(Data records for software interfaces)

++++++

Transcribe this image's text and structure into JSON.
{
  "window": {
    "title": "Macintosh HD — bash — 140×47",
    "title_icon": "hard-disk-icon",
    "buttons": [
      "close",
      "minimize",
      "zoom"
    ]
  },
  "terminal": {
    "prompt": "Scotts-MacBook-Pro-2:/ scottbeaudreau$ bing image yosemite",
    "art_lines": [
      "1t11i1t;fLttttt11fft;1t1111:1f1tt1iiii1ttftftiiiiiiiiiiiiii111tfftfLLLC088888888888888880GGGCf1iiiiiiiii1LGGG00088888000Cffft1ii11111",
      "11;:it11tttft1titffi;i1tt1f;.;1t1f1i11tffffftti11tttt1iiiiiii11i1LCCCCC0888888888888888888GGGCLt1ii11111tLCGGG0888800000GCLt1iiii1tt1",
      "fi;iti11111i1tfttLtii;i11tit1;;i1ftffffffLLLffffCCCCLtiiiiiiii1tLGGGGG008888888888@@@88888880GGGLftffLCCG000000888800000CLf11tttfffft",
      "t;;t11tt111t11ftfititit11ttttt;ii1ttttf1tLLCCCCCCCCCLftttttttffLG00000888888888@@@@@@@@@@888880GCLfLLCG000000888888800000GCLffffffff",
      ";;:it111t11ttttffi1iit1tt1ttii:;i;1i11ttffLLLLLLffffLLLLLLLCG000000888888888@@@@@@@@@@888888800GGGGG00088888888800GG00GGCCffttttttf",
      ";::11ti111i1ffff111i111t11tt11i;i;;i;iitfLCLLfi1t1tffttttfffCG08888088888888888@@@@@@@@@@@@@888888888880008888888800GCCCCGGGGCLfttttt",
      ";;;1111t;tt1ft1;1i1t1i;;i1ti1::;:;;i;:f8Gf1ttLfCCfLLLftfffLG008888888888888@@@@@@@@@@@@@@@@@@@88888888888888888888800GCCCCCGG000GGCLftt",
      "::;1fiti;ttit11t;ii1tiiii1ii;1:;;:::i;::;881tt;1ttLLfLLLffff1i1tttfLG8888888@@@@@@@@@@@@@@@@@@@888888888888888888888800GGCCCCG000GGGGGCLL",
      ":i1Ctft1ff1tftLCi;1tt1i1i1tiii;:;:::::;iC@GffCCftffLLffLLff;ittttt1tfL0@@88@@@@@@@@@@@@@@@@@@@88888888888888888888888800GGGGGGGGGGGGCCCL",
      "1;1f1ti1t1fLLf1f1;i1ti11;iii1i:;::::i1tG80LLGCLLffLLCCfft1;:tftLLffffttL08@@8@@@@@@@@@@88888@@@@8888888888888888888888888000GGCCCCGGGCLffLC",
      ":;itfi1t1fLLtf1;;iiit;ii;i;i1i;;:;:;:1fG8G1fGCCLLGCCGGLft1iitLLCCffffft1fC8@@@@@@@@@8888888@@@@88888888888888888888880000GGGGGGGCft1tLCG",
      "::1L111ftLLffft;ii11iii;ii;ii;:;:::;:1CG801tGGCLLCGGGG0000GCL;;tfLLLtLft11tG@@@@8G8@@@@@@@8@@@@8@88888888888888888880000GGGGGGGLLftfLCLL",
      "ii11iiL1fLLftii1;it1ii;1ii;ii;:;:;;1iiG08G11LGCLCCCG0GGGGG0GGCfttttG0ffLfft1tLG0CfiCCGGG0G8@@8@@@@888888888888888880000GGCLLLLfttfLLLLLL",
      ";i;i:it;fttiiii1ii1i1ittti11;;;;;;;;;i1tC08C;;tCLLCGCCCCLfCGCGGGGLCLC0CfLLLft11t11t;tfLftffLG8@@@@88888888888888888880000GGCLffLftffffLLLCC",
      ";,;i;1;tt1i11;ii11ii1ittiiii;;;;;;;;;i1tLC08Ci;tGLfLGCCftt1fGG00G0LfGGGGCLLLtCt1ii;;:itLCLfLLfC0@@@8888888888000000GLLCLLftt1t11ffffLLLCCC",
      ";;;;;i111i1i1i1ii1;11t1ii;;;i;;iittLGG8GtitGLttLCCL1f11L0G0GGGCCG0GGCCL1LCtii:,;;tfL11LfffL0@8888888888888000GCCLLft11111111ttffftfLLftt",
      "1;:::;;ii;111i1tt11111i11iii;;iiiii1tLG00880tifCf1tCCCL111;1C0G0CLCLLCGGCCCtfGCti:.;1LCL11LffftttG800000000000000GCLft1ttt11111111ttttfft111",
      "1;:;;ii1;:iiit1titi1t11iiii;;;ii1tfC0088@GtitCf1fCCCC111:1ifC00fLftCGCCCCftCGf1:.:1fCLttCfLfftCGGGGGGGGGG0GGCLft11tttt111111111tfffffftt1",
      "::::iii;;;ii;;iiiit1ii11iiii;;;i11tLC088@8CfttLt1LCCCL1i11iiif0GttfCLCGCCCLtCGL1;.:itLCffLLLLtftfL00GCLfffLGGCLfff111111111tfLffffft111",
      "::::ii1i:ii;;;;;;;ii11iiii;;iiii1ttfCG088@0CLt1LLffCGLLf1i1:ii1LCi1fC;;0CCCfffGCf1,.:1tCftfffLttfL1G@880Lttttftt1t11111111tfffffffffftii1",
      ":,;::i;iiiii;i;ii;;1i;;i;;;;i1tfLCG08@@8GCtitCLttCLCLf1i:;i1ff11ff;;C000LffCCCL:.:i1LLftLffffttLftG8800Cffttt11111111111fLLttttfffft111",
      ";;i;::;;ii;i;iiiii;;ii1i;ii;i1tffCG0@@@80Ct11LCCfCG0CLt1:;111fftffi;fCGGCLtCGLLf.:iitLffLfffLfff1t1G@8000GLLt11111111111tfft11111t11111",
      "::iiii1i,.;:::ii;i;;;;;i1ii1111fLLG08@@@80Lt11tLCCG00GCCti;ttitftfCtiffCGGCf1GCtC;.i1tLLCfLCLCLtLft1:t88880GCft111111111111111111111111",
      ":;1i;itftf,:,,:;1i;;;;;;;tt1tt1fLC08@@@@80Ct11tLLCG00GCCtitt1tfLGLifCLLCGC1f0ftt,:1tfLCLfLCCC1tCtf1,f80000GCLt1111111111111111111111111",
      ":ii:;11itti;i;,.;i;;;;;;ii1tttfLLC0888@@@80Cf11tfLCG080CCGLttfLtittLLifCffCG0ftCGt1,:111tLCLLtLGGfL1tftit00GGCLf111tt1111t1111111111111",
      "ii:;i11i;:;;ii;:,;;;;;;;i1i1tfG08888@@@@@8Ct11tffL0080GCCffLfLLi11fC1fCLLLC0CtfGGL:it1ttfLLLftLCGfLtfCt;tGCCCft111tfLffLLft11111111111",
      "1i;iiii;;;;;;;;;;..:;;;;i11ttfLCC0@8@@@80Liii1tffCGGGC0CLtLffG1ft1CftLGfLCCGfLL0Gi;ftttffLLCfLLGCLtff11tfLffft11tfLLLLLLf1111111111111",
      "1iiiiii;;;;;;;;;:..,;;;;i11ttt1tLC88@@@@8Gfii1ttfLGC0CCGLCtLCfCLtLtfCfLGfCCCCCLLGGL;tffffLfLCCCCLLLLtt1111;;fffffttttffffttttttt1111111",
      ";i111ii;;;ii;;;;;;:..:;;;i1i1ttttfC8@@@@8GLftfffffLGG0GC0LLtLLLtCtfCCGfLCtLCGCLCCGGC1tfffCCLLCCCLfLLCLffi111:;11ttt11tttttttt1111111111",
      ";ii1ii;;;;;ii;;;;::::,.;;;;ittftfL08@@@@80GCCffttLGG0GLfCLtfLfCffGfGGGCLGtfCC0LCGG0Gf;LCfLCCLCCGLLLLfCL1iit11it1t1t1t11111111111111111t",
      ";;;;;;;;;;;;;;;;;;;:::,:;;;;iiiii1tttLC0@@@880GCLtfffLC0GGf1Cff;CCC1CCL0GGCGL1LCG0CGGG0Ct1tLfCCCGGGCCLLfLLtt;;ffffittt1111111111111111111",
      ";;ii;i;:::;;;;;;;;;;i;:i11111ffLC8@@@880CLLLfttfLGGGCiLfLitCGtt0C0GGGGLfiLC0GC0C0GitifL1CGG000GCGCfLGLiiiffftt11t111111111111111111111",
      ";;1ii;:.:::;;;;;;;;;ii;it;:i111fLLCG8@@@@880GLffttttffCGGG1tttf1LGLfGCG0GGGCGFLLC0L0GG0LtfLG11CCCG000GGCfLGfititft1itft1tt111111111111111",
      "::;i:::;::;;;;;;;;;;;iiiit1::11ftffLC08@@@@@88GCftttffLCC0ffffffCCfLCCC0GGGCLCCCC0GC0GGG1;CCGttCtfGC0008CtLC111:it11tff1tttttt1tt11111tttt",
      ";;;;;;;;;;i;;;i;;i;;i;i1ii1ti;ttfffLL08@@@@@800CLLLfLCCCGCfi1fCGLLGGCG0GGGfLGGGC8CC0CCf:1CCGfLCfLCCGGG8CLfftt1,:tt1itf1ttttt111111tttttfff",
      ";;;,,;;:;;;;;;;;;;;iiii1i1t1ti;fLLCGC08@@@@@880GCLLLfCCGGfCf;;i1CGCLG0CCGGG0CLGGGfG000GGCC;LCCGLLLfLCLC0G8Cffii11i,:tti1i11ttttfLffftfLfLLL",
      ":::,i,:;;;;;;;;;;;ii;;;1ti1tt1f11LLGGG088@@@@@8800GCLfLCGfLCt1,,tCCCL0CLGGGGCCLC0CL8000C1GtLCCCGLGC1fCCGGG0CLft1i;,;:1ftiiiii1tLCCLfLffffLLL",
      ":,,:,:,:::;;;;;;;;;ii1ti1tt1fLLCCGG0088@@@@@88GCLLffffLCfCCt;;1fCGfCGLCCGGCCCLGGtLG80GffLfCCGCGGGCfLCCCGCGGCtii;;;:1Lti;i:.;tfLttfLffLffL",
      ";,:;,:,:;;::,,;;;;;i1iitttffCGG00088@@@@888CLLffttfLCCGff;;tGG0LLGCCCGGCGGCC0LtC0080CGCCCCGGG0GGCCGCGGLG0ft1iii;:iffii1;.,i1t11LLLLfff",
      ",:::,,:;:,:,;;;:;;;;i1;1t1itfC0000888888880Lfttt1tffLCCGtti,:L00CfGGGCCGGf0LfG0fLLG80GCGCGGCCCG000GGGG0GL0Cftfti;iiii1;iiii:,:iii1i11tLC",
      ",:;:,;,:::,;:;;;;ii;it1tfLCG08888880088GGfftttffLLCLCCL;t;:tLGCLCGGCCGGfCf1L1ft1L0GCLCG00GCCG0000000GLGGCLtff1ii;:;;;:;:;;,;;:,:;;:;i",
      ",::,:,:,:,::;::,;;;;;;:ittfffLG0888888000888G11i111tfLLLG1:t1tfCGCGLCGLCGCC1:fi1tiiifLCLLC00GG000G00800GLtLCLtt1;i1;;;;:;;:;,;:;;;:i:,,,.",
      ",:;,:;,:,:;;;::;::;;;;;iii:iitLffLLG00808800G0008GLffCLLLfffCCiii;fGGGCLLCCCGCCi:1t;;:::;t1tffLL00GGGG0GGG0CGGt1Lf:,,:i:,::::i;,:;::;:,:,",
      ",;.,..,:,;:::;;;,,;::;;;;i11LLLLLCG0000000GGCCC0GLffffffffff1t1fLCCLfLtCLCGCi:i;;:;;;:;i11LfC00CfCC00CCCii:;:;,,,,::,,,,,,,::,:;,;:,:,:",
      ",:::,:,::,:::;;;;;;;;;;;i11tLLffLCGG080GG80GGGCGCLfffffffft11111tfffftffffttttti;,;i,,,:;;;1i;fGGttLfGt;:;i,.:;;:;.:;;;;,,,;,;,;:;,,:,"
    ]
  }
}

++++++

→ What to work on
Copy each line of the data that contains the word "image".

→ Result below
Transcribe this image's text and structure into JSON.
    "prompt": "Scotts-MacBook-Pro-2:/ scottbeaudreau$ bing image yosemite",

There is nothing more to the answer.